» YOUR ASSIGNMENT:
How many of the lines below hold the word "JSON"? Answer only with the number.

» MATERIAL FOR THE TASK:
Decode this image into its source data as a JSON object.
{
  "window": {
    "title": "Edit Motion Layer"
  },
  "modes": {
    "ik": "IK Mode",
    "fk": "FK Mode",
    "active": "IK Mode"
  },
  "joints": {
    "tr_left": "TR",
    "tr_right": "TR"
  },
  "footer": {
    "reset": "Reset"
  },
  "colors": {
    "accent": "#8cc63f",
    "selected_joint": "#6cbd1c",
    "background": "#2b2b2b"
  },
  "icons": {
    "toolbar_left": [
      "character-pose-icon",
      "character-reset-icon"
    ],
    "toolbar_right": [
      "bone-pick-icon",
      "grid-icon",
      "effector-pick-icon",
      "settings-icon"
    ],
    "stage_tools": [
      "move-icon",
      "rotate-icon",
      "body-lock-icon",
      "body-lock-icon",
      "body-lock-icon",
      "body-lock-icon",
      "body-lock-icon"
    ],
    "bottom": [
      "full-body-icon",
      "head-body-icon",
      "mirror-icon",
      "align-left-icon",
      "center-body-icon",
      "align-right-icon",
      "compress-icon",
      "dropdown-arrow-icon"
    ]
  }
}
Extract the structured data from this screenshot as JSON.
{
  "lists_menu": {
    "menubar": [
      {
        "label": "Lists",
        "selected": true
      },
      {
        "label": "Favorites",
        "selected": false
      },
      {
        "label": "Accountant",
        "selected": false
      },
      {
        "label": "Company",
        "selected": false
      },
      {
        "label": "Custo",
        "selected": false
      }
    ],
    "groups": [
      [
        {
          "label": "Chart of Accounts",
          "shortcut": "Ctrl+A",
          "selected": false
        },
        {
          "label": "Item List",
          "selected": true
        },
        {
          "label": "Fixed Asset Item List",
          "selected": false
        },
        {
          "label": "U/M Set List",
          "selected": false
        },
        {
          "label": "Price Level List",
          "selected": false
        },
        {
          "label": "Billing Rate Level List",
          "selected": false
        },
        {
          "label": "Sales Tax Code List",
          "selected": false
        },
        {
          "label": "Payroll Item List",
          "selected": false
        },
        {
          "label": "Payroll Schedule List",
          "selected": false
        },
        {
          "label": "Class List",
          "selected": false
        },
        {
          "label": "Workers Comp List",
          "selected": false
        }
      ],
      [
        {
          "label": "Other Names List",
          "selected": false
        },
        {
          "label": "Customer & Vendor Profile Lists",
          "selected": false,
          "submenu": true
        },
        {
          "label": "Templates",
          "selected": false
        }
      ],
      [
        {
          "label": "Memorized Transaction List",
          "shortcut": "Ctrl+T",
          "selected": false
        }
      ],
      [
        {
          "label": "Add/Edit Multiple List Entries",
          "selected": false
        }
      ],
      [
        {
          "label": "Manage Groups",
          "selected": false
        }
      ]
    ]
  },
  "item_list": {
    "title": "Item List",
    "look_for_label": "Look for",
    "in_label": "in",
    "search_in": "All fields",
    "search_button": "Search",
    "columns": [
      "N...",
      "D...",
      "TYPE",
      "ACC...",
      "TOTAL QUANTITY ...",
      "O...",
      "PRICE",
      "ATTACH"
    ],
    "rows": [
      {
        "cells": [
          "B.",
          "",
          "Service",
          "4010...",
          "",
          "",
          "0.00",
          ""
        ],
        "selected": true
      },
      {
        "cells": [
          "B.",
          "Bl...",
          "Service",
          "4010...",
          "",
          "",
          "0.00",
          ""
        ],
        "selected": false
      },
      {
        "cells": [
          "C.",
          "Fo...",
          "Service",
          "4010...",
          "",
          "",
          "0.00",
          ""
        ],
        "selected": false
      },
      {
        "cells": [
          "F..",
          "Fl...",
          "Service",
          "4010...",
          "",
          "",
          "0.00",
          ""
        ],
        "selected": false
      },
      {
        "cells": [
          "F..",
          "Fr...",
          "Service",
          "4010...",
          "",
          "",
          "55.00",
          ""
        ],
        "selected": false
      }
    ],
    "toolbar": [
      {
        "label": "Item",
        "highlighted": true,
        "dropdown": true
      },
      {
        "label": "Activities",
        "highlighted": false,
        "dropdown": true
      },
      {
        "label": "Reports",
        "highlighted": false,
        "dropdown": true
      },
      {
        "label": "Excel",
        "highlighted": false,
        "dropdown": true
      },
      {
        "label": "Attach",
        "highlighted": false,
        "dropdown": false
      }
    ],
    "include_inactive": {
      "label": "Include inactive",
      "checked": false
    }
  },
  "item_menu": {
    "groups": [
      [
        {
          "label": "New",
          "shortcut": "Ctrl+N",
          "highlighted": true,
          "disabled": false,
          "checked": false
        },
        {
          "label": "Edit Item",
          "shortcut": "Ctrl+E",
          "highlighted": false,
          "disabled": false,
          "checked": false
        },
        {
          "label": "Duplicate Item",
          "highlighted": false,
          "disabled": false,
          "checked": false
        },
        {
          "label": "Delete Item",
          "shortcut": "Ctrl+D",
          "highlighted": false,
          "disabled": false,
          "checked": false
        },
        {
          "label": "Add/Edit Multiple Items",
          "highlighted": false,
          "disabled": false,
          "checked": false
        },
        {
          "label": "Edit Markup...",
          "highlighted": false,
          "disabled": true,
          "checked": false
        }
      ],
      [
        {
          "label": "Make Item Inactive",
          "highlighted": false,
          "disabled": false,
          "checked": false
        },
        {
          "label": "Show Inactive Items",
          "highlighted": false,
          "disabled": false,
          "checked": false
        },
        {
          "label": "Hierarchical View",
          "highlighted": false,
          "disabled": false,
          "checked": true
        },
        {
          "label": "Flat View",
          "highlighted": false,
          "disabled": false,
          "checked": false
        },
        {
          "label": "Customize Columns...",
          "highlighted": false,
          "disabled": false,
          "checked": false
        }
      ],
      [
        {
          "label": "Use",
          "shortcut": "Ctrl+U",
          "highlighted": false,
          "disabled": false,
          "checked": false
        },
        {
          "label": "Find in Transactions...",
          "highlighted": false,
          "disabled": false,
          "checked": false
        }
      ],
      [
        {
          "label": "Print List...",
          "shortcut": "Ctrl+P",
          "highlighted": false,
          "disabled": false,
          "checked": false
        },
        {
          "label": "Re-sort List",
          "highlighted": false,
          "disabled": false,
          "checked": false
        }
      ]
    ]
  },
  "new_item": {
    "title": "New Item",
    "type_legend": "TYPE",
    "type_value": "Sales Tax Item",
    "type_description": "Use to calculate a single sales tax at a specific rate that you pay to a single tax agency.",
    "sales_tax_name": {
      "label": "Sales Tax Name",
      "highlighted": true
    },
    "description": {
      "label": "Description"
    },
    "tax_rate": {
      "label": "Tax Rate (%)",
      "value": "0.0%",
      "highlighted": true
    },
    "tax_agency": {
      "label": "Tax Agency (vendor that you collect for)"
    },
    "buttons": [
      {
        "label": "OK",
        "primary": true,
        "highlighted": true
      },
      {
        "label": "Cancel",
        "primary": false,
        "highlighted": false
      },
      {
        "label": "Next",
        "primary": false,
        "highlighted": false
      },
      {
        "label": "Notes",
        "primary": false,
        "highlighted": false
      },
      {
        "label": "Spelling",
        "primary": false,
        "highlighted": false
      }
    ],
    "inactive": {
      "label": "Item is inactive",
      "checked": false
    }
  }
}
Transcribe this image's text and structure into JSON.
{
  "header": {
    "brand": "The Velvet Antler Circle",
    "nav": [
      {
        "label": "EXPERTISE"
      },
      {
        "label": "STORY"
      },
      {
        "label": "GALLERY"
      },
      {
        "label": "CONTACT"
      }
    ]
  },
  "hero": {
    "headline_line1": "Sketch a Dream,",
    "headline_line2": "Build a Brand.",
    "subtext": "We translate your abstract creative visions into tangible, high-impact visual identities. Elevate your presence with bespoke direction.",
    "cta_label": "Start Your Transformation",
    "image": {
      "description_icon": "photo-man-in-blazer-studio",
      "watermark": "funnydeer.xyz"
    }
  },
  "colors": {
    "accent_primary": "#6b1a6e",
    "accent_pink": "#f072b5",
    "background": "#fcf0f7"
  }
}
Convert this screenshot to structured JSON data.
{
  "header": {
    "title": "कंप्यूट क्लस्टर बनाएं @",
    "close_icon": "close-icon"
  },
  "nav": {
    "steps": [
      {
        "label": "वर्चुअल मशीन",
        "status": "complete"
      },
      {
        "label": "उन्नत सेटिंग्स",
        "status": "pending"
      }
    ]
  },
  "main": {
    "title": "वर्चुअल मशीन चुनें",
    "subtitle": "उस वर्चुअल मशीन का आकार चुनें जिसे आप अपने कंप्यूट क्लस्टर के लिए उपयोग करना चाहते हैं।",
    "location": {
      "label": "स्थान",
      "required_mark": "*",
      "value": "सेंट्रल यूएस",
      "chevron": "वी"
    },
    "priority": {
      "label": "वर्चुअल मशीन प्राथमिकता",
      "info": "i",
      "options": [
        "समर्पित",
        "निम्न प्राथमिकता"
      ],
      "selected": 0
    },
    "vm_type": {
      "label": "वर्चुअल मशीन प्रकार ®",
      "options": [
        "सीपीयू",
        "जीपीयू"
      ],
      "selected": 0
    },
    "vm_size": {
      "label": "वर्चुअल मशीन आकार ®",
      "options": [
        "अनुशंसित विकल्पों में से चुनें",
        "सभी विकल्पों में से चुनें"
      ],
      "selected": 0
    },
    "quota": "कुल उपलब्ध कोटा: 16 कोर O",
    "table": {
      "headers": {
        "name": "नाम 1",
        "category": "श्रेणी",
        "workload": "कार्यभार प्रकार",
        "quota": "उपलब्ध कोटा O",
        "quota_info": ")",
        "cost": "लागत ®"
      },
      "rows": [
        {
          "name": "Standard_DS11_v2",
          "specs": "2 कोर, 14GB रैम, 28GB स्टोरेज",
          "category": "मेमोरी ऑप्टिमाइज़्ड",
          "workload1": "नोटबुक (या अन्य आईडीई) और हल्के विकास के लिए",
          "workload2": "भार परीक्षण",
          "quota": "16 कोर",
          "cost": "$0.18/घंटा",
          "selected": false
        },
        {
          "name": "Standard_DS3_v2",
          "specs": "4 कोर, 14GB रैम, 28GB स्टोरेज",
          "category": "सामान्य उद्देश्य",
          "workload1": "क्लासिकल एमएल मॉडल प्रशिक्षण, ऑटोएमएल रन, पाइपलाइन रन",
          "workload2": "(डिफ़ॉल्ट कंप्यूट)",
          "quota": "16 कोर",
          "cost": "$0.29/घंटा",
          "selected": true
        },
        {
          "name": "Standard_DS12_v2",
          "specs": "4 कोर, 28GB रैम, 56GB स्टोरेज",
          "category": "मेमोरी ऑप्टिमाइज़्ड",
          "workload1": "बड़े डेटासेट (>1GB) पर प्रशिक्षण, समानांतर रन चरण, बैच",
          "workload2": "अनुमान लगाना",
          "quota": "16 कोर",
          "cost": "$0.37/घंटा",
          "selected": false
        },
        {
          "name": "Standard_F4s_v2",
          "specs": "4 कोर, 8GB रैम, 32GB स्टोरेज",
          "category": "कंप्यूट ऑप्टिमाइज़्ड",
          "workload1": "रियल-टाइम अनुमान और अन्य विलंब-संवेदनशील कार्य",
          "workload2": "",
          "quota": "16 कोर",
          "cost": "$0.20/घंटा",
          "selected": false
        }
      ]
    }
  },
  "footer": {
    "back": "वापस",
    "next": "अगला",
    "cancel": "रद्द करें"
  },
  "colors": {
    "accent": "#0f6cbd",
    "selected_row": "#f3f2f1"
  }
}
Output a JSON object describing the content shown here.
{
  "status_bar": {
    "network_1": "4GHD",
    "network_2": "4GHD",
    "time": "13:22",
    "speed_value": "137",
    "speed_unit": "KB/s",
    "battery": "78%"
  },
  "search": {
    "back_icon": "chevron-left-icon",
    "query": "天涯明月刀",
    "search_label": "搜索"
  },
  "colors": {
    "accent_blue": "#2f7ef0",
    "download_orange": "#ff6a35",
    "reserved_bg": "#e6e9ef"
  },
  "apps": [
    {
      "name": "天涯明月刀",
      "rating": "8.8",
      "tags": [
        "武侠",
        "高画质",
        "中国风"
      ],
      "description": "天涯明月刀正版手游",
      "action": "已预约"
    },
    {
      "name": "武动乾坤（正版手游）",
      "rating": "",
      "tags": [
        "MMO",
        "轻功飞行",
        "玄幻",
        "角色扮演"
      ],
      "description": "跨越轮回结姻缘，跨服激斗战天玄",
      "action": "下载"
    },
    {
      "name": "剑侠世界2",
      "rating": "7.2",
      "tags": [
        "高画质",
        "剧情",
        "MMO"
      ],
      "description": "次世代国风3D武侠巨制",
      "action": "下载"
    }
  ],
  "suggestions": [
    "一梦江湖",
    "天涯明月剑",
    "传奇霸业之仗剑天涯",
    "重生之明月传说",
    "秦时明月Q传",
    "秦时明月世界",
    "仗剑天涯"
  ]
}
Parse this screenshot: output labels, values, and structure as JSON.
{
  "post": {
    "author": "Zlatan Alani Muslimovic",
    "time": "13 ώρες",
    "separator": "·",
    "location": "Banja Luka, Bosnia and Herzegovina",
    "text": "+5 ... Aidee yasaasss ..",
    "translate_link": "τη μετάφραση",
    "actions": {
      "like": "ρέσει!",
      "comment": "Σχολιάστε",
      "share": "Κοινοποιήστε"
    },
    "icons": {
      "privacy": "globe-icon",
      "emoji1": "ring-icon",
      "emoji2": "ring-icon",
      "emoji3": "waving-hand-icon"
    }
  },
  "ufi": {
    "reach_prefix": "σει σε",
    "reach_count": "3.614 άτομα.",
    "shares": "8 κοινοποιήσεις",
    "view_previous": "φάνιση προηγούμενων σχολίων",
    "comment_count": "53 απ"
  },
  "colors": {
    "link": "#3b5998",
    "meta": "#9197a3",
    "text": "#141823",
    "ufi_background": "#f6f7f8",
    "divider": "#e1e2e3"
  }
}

» EXERCISE RESULT:
6